App and web page records:
------------------------------------
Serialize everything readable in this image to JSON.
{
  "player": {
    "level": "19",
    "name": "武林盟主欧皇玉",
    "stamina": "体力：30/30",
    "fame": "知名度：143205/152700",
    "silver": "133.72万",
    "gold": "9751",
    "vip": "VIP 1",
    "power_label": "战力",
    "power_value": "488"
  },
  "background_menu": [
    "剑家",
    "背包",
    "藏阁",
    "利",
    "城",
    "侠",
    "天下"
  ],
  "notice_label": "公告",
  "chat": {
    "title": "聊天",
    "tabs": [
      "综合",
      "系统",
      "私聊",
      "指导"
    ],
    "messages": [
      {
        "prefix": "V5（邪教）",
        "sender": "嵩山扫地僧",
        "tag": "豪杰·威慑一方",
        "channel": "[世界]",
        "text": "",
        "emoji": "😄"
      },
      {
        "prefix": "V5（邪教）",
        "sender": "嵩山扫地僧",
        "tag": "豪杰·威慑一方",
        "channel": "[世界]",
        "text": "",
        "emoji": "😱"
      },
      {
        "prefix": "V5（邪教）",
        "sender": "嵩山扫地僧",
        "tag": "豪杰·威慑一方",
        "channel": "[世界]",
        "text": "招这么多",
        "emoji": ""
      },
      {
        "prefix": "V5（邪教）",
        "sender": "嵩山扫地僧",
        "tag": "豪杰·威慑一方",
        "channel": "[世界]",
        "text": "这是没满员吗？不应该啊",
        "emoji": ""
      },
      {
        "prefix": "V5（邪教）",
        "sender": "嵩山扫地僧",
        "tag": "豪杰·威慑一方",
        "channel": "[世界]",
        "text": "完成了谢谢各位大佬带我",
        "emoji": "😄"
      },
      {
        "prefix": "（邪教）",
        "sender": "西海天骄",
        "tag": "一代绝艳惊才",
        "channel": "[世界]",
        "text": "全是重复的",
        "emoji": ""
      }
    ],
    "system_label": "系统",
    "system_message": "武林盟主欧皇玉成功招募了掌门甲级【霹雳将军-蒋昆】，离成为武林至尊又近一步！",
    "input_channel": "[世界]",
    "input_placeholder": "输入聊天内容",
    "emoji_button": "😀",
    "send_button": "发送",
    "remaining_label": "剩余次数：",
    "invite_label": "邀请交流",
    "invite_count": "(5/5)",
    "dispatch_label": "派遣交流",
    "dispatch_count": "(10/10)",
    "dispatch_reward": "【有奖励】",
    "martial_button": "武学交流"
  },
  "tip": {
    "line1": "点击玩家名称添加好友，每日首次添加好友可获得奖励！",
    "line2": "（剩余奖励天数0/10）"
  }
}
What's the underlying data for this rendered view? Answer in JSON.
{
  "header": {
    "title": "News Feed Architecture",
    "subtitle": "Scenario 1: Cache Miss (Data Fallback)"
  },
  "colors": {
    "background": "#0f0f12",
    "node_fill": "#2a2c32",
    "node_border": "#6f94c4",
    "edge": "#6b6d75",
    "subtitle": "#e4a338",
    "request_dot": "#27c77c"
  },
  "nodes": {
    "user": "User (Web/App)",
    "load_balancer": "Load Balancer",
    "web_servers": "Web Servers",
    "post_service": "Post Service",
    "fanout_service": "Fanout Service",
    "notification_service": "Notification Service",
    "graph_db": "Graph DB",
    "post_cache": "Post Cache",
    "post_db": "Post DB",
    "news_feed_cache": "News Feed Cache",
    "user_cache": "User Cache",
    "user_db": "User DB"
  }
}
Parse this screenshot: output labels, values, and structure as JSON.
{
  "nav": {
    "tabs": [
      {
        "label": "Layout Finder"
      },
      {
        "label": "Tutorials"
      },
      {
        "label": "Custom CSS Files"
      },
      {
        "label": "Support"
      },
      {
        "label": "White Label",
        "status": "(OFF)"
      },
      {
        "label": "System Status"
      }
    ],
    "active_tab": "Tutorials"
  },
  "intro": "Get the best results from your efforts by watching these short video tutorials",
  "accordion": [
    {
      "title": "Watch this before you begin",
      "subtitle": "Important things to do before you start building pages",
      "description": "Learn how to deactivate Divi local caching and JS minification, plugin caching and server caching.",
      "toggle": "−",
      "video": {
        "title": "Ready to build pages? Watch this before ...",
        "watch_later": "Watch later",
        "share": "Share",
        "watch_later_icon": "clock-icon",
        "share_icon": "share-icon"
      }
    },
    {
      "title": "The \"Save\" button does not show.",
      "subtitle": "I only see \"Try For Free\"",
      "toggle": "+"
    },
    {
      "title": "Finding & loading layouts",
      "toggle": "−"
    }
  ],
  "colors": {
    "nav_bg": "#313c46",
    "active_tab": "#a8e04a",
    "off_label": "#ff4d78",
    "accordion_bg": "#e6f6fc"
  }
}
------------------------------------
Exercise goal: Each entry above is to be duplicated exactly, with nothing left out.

Written answer:
Serialize everything readable in this image to JSON.
{
  "player": {
    "level": "19",
    "name": "武林盟主欧皇玉",
    "stamina": "体力：30/30",
    "fame": "知名度：143205/152700",
    "silver": "133.72万",
    "gold": "9751",
    "vip": "VIP 1",
    "power_label": "战力",
    "power_value": "488"
  },
  "background_menu": [
    "剑家",
    "背包",
    "藏阁",
    "利",
    "城",
    "侠",
    "天下"
  ],
  "notice_label": "公告",
  "chat": {
    "title": "聊天",
    "tabs": [
      "综合",
      "系统",
      "私聊",
      "指导"
    ],
    "messages": [
      {
        "prefix": "V5（邪教）",
        "sender": "嵩山扫地僧",
        "tag": "豪杰·威慑一方",
        "channel": "[世界]",
        "text": "",
        "emoji": "😄"
      },
      {
        "prefix": "V5（邪教）",
        "sender": "嵩山扫地僧",
        "tag": "豪杰·威慑一方",
        "channel": "[世界]",
        "text": "",
        "emoji": "😱"
      },
      {
        "prefix": "V5（邪教）",
        "sender": "嵩山扫地僧",
        "tag": "豪杰·威慑一方",
        "channel": "[世界]",
        "text": "招这么多",
        "emoji": ""
      },
      {
        "prefix": "V5（邪教）",
        "sender": "嵩山扫地僧",
        "tag": "豪杰·威慑一方",
        "channel": "[世界]",
        "text": "这是没满员吗？不应该啊",
        "emoji": ""
      },
      {
        "prefix": "V5（邪教）",
        "sender": "嵩山扫地僧",
        "tag": "豪杰·威慑一方",
        "channel": "[世界]",
        "text": "完成了谢谢各位大佬带我",
        "emoji": "😄"
      },
      {
        "prefix": "（邪教）",
        "sender": "西海天骄",
        "tag": "一代绝艳惊才",
        "channel": "[世界]",
        "text": "全是重复的",
        "emoji": ""
      }
    ],
    "system_label": "系统",
    "system_message": "武林盟主欧皇玉成功招募了掌门甲级【霹雳将军-蒋昆】，离成为武林至尊又近一步！",
    "input_channel": "[世界]",
    "input_placeholder": "输入聊天内容",
    "emoji_button": "😀",
    "send_button": "发送",
    "remaining_label": "剩余次数：",
    "invite_label": "邀请交流",
    "invite_count": "(5/5)",
    "dispatch_label": "派遣交流",
    "dispatch_count": "(10/10)",
    "dispatch_reward": "【有奖励】",
    "martial_button": "武学交流"
  },
  "tip": {
    "line1": "点击玩家名称添加好友，每日首次添加好友可获得奖励！",
    "line2": "（剩余奖励天数0/10）"
  }
}
What's the underlying data for this rendered view? Answer in JSON.
{
  "header": {
    "title": "News Feed Architecture",
    "subtitle": "Scenario 1: Cache Miss (Data Fallback)"
  },
  "colors": {
    "background": "#0f0f12",
    "node_fill": "#2a2c32",
    "node_border": "#6f94c4",
    "edge": "#6b6d75",
    "subtitle": "#e4a338",
    "request_dot": "#27c77c"
  },
  "nodes": {
    "user": "User (Web/App)",
    "load_balancer": "Load Balancer",
    "web_servers": "Web Servers",
    "post_service": "Post Service",
    "fanout_service": "Fanout Service",
    "notification_service": "Notification Service",
    "graph_db": "Graph DB",
    "post_cache": "Post Cache",
    "post_db": "Post DB",
    "news_feed_cache": "News Feed Cache",
    "user_cache": "User Cache",
    "user_db": "User DB"
  }
}
Parse this screenshot: output labels, values, and structure as JSON.
{
  "nav": {
    "tabs": [
      {
        "label": "Layout Finder"
      },
      {
        "label": "Tutorials"
      },
      {
        "label": "Custom CSS Files"
      },
      {
        "label": "Support"
      },
      {
        "label": "White Label",
        "status": "(OFF)"
      },
      {
        "label": "System Status"
      }
    ],
    "active_tab": "Tutorials"
  },
  "intro": "Get the best results from your efforts by watching these short video tutorials",
  "accordion": [
    {
      "title": "Watch this before you begin",
      "subtitle": "Important things to do before you start building pages",
      "description": "Learn how to deactivate Divi local caching and JS minification, plugin caching and server caching.",
      "toggle": "−",
      "video": {
        "title": "Ready to build pages? Watch this before ...",
        "watch_later": "Watch later",
        "share": "Share",
        "watch_later_icon": "clock-icon",
        "share_icon": "share-icon"
      }
    },
    {
      "title": "The \"Save\" button does not show.",
      "subtitle": "I only see \"Try For Free\"",
      "toggle": "+"
    },
    {
      "title": "Finding & loading layouts",
      "toggle": "−"
    }
  ],
  "colors": {
    "nav_bg": "#313c46",
    "active_tab": "#a8e04a",
    "off_label": "#ff4d78",
    "accordion_bg": "#e6f6fc"
  }
}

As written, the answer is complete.